Potash casualties pile up as price heads below $300
Russia’s OAO Uralkali has blasted the global potash market wide open sending stock prices in the sector off a cliff.
Uralkali is the world’s largest potash producer and on Tuesday announced it’s ending the decades-old distribution arrangement with Belarus, which controls roughly 43% of global exports, to go it alone.
CEO Vladislav Baumgertner sees the price falling below $300 a tonne before the end of the year from a Vancouver FOB price for the soil nutrient of around $400 a tonne at the moment.
A sub $300 a tonne price is a world away from five years ago when rising Chinese and Indian consumption drove the potash price from $100 a tonne in 2004 to almost $900 in the run up to the 2008 recession.
Uralkali, which also announced it’s upping output, was the one producer which could pull this off. Its production cost is a paltry $62 a tonne, compared to at least $100 in North America and $240 in Europe.
Analysts, quoted by FT.com, said Uralkali’s bombshell has turned the potash market upside down:
“This is as if Saudi Arabia left Opec – for the potash sector this is huge,” said Jeremy Redenius, an analyst at Bernstein.
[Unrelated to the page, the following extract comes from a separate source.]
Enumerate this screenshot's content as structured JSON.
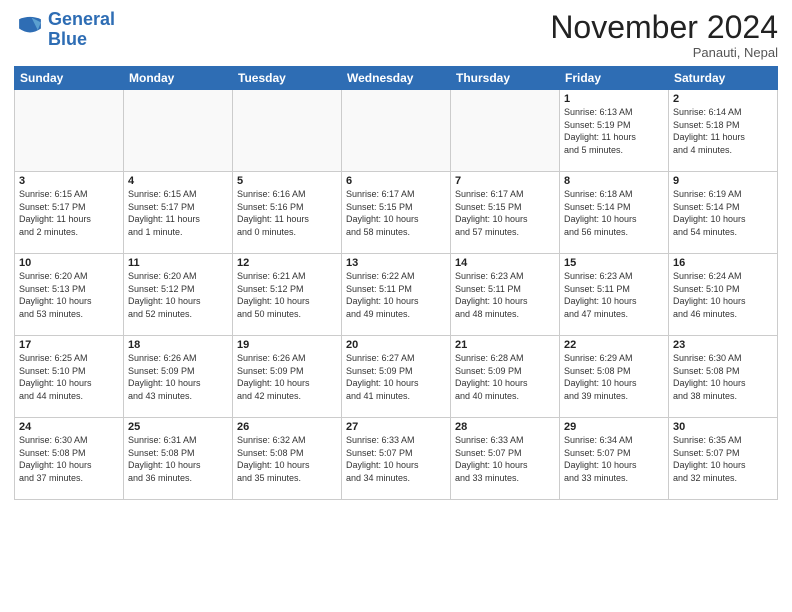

Joel Jackson, at BMO Capital Markets in Toronto, said the breakdown of the BPC cartel marked “the end of the potash world as we know it.”
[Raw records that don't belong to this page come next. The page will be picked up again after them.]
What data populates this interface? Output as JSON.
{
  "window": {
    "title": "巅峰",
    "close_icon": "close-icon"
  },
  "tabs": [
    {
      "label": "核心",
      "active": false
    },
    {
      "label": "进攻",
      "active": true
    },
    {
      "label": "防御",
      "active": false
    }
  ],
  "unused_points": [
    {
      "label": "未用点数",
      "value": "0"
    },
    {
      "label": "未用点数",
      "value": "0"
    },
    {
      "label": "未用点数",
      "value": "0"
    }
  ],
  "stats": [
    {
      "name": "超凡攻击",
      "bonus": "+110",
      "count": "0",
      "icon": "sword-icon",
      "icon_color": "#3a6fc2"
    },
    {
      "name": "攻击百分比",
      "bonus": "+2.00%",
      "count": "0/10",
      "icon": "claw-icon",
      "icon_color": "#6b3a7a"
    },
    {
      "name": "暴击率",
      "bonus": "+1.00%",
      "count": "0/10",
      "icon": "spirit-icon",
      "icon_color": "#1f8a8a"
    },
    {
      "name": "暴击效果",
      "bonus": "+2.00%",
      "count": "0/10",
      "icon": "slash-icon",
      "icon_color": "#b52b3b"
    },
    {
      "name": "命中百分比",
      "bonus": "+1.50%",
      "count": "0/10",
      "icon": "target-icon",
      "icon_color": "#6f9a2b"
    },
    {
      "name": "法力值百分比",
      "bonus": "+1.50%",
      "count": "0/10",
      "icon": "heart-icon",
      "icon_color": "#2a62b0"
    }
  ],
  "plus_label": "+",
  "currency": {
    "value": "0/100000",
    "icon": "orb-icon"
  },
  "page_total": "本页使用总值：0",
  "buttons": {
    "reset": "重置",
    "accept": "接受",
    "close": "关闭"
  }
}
The reaction on markets were swift and brutal.
Uralkali (MCX:URKA) fell as much as 25%, Potash Corp. of Saskatchewan (TSE:POT) gave up more than 20%, while the Canadian company’s North American partners Agrium (TSE:AGU) and Mosaic (NYSE:MOS) dropped 4.5% and 19% respectively.
Germany’s K+S (OTCMKTS:KPLUY) was trading down 23%, Israel Chemicals (TLV:ICL) declined 18%, Sirius Minerals (LON:SXX) hoping to build a potash mine in Yorkshire gave up 15%, while Intrepid Potash (NYSE:IPI) in the US was one of the biggest losers, plummeting 29%.
Saskatchewan’s junior players hoping to build mines in the Canadian province including Karnalyte Resources (TSE:KRN), down 46% and Vancouver’s Encanto Potash (TSE:EPO), losing 44% were some of the hardest hit. Western Potash (TSE:WPX) came off relatively lightly with a 9.5% slide.
Allana Potash (TSE:AAA) which is advancing a project in Ethiopia and Verde Potash (TSE:NPK) active in Brazil, also lost more than a fifth in value.
Brazilian giant Vale’s (NYSE:VALE) recent decision to walk away from an expensive potash project in Argentina is looking prescient while world number one miner BHP BIlliton’s (LON:BHP) Jansen project in Saskatchewan now looks unlikely to get the go-ahead.